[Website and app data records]
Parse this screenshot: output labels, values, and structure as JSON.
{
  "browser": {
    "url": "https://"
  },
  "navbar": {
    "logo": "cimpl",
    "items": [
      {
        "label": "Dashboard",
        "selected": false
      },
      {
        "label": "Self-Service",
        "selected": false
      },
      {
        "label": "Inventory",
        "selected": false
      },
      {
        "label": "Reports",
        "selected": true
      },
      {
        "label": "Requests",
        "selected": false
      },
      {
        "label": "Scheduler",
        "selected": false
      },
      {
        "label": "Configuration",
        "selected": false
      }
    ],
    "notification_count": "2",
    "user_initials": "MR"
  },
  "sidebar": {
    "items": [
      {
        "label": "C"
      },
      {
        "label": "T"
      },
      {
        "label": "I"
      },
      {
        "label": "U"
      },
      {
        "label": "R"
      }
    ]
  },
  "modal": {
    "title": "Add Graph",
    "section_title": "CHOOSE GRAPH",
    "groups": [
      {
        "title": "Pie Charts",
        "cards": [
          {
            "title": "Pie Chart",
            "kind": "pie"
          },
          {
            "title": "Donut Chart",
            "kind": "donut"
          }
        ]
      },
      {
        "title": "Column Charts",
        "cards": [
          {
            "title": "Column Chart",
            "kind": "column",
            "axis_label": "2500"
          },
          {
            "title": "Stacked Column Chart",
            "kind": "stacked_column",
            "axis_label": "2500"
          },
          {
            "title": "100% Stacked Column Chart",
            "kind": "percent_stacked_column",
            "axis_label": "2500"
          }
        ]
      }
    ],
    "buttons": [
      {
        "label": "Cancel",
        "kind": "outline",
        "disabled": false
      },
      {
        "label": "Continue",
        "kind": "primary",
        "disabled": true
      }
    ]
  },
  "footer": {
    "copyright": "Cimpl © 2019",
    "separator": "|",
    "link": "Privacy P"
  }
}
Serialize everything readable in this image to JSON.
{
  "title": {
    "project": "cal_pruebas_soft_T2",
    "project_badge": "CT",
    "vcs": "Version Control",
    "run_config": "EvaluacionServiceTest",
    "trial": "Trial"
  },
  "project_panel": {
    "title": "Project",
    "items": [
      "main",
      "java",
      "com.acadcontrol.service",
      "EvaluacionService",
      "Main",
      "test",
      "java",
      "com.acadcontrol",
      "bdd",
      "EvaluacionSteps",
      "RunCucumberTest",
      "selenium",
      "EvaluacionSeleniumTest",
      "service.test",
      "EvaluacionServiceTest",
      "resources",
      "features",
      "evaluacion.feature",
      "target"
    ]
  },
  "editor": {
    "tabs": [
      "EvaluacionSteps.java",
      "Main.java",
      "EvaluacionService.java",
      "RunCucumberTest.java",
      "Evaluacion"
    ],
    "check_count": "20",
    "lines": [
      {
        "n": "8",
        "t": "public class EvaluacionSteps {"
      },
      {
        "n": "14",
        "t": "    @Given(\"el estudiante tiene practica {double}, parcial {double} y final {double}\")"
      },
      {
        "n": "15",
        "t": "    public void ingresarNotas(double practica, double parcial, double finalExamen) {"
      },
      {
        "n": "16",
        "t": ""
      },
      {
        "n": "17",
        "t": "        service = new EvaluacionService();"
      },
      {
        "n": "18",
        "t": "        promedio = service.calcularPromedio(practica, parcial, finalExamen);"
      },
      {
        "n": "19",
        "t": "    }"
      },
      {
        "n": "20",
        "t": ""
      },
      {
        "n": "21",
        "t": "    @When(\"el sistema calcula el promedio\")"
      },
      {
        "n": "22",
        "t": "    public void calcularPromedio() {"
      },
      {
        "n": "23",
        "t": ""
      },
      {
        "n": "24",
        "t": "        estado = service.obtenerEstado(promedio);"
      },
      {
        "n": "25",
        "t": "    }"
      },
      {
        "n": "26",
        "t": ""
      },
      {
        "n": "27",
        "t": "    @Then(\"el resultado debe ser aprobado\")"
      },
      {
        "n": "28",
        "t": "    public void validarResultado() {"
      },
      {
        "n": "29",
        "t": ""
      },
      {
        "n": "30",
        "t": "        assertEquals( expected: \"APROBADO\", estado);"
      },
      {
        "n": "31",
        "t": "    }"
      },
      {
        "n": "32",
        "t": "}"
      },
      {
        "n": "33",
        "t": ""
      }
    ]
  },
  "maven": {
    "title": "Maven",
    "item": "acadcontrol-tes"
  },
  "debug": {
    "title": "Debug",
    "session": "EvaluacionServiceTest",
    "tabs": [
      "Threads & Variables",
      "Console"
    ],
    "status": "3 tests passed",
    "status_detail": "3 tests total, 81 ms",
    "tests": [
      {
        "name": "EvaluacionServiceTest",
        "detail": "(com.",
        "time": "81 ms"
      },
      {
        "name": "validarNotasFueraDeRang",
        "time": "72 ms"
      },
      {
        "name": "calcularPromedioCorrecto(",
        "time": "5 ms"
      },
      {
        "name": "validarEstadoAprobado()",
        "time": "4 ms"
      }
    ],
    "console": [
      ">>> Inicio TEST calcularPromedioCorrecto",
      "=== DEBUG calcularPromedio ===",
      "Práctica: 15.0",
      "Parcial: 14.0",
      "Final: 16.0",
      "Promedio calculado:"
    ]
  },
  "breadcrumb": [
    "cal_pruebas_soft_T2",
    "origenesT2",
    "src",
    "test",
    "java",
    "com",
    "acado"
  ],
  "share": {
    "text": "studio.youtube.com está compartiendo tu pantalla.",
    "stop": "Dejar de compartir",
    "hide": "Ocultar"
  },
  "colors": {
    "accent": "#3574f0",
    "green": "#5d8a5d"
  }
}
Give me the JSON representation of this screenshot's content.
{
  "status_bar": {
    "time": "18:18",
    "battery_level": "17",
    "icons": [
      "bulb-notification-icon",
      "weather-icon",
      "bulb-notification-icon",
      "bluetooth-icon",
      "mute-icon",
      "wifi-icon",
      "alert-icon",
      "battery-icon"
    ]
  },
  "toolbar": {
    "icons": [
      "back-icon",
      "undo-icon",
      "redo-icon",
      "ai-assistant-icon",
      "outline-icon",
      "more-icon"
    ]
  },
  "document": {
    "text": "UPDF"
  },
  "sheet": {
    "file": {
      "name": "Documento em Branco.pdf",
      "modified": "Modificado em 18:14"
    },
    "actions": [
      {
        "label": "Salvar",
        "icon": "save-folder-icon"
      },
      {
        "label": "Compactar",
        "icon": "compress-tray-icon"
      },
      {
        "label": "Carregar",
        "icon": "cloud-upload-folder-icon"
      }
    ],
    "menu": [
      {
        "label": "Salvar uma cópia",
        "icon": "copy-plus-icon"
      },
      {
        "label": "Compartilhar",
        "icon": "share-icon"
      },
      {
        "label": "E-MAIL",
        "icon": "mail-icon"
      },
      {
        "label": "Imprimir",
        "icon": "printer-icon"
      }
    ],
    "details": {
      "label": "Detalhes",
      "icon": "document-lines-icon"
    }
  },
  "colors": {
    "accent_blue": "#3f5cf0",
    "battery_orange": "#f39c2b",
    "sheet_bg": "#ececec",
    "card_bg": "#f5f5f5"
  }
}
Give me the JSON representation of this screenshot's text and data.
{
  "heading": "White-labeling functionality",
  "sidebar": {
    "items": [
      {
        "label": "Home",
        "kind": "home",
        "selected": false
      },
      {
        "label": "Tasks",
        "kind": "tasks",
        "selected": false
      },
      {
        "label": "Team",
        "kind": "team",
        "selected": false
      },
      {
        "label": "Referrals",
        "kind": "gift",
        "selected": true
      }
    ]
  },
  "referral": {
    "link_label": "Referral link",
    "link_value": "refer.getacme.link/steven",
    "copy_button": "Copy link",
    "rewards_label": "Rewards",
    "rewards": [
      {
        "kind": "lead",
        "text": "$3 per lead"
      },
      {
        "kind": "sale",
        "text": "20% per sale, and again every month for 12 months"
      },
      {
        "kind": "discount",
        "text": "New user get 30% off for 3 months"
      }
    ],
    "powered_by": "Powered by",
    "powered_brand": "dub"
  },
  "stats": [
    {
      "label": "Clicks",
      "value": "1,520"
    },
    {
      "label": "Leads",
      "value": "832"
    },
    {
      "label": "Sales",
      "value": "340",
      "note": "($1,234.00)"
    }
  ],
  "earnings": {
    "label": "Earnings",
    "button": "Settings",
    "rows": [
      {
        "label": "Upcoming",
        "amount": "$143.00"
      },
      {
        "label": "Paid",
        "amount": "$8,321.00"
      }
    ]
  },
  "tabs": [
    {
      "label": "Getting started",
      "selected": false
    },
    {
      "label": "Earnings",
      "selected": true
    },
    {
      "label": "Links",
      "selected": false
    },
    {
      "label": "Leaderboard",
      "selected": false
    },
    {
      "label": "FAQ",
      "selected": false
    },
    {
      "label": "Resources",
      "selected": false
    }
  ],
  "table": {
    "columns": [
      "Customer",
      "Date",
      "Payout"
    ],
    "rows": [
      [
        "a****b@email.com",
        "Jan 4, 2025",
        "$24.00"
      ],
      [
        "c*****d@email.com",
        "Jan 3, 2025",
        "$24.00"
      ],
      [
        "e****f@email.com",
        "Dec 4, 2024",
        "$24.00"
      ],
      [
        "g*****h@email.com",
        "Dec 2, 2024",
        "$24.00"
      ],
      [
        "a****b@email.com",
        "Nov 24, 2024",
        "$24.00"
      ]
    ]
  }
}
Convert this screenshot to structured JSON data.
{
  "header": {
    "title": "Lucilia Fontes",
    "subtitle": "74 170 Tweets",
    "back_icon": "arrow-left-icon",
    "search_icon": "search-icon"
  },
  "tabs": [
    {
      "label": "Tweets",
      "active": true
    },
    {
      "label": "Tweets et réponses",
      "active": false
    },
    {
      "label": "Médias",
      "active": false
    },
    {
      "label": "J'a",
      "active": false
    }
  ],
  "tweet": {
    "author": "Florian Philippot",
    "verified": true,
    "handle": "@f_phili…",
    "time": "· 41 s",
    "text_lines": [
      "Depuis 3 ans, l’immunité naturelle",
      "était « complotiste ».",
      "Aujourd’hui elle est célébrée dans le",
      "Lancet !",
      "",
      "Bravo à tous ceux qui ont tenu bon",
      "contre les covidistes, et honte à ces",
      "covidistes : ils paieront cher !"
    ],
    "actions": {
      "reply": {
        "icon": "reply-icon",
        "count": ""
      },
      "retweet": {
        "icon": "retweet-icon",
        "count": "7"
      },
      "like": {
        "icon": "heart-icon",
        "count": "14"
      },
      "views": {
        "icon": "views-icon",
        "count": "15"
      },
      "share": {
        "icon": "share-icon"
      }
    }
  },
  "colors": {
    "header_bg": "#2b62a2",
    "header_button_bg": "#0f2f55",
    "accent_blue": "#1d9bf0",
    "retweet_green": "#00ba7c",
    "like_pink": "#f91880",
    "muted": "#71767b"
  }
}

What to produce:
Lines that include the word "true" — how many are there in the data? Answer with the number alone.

Exercise answer:
6